• WHAT YOU HAVE TO DO:
Across all lines of the entries, tally those with the word "chunk" in them. The reply is the tally, by itself.

• SUPPLIED DATA:
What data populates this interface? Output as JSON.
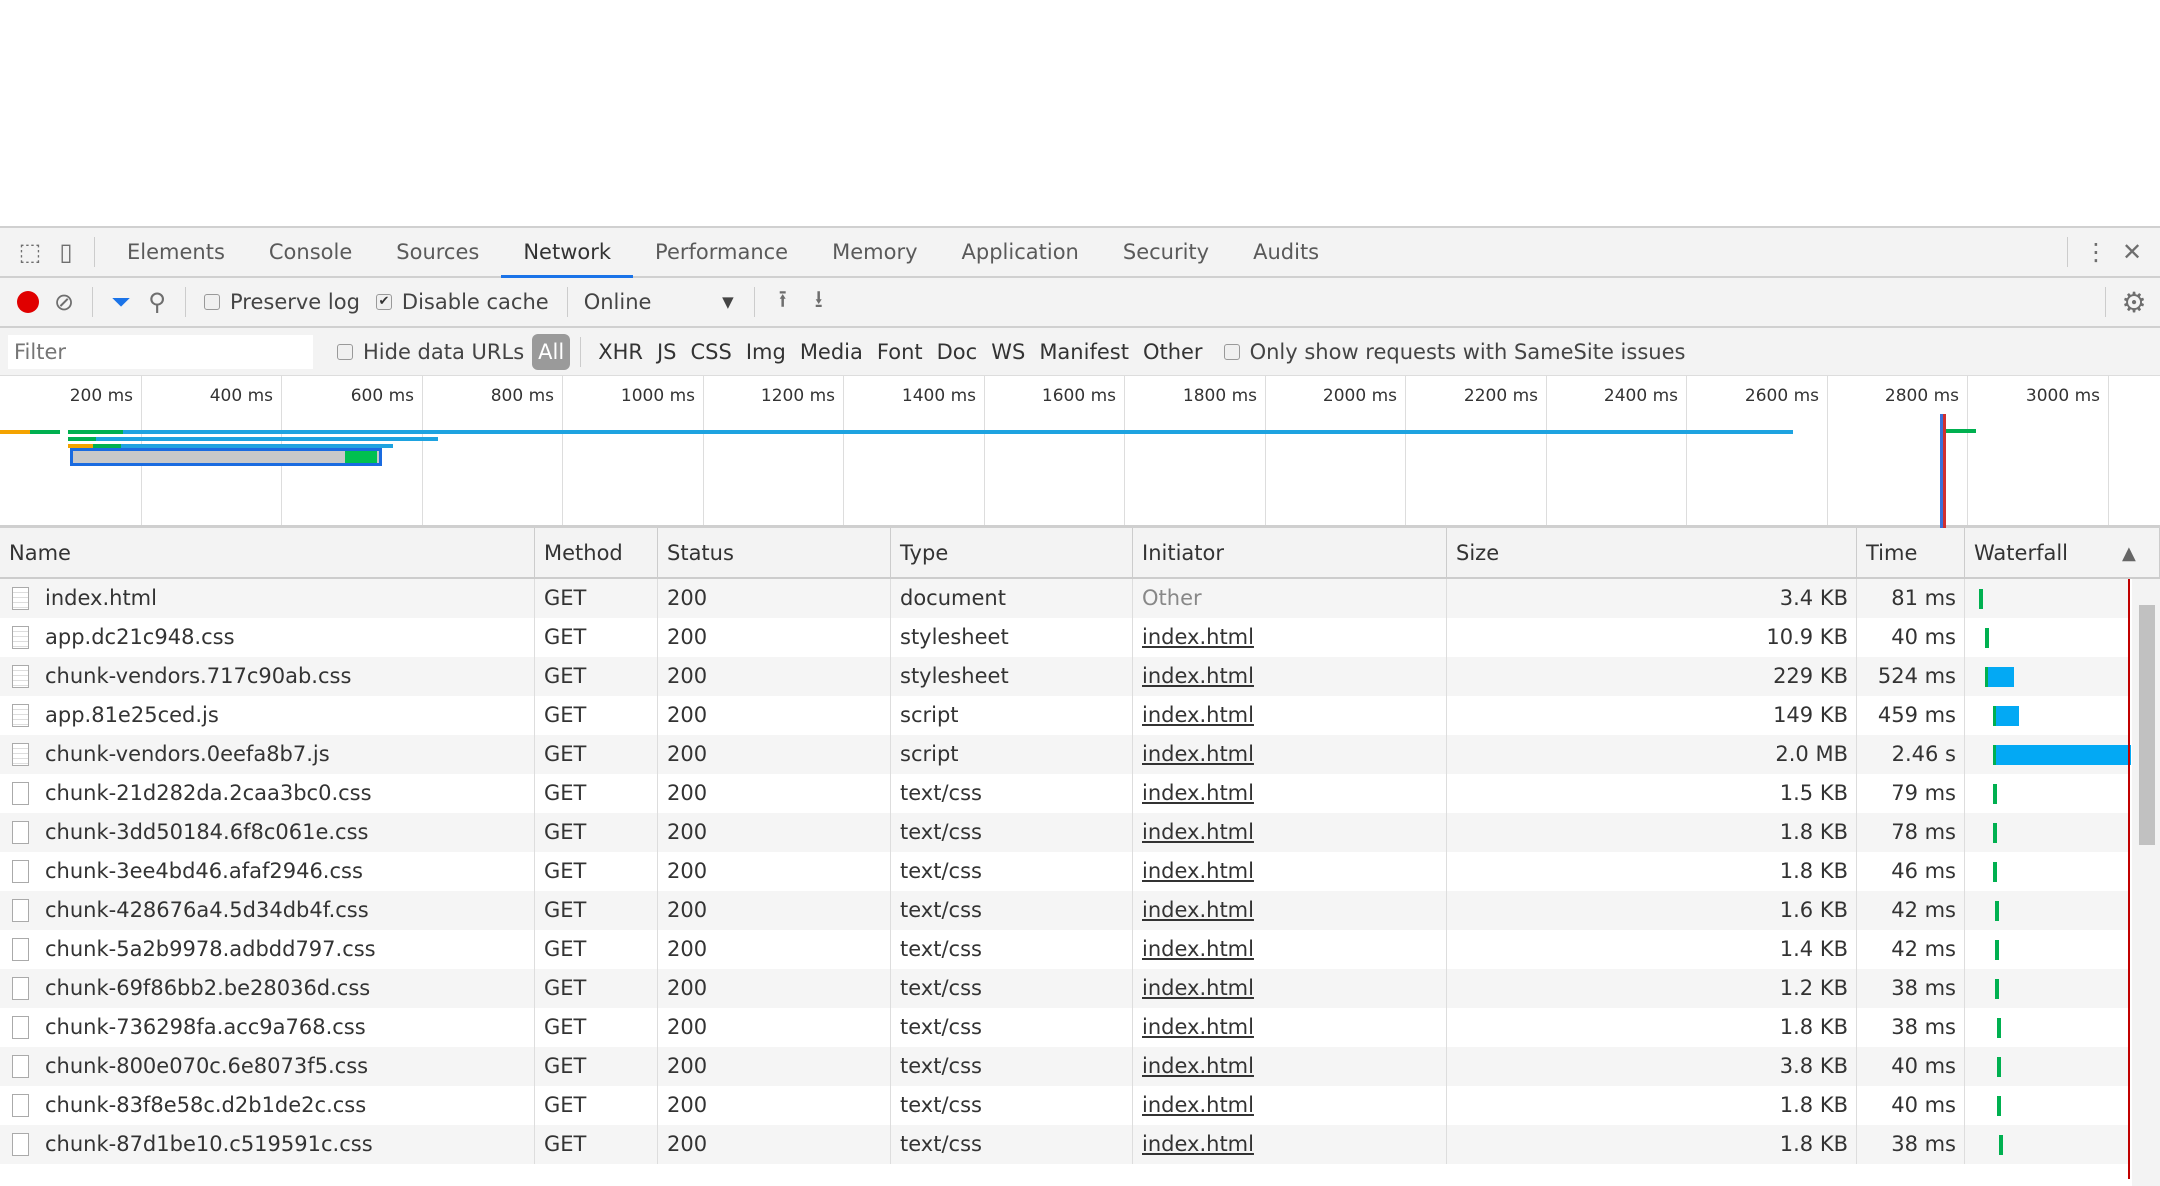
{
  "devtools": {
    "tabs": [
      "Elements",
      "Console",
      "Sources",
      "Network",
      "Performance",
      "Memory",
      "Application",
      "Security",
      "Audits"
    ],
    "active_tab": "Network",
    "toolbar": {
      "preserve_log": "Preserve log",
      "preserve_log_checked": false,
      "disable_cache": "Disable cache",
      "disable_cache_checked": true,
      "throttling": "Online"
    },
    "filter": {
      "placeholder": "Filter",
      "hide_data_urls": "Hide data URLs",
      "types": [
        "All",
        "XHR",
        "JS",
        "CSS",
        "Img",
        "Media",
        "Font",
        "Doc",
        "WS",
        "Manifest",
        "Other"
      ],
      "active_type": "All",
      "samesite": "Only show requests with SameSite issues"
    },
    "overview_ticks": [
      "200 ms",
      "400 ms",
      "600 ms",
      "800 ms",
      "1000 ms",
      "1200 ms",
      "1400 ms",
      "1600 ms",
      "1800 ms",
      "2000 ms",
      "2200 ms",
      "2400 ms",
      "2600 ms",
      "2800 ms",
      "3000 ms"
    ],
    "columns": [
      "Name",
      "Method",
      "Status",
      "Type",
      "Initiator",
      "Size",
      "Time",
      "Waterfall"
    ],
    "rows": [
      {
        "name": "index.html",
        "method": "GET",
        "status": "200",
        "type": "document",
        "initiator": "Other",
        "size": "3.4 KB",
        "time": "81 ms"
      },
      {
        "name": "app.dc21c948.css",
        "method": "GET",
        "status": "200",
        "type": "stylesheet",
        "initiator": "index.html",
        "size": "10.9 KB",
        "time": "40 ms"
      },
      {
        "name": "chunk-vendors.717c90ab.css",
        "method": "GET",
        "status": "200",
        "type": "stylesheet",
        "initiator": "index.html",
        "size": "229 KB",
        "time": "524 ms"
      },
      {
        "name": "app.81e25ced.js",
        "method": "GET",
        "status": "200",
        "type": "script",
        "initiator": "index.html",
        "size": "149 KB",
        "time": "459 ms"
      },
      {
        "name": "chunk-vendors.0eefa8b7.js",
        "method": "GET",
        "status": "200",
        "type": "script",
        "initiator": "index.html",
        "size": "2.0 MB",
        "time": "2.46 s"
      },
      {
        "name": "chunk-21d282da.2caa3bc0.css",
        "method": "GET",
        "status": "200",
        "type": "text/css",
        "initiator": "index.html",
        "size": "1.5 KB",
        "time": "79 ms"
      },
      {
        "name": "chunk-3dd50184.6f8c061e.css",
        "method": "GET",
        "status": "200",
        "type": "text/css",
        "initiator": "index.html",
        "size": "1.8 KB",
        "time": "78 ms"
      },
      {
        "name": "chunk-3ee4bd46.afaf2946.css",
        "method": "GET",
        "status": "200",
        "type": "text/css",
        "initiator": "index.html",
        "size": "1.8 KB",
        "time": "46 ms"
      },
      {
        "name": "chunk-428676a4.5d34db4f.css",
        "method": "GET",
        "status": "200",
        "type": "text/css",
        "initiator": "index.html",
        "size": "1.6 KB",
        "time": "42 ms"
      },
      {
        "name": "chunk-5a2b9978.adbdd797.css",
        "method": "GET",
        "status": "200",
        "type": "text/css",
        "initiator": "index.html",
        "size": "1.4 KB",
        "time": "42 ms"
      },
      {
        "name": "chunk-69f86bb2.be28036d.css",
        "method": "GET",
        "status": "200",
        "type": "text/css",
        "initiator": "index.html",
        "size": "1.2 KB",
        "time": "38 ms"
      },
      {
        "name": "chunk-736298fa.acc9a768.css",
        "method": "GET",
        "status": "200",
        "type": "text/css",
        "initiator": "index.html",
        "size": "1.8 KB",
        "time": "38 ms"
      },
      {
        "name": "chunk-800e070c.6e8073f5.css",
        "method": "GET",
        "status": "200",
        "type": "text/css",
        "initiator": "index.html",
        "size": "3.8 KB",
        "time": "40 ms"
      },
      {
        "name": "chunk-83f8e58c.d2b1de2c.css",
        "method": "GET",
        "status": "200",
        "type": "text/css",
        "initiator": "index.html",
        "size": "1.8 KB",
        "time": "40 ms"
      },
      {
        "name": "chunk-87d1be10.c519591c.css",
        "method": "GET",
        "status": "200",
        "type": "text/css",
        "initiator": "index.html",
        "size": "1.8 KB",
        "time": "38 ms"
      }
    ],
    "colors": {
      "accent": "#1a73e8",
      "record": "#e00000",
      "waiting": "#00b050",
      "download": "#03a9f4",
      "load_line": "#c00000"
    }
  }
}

• RESPONSE FOR THIS EXERCISE:
12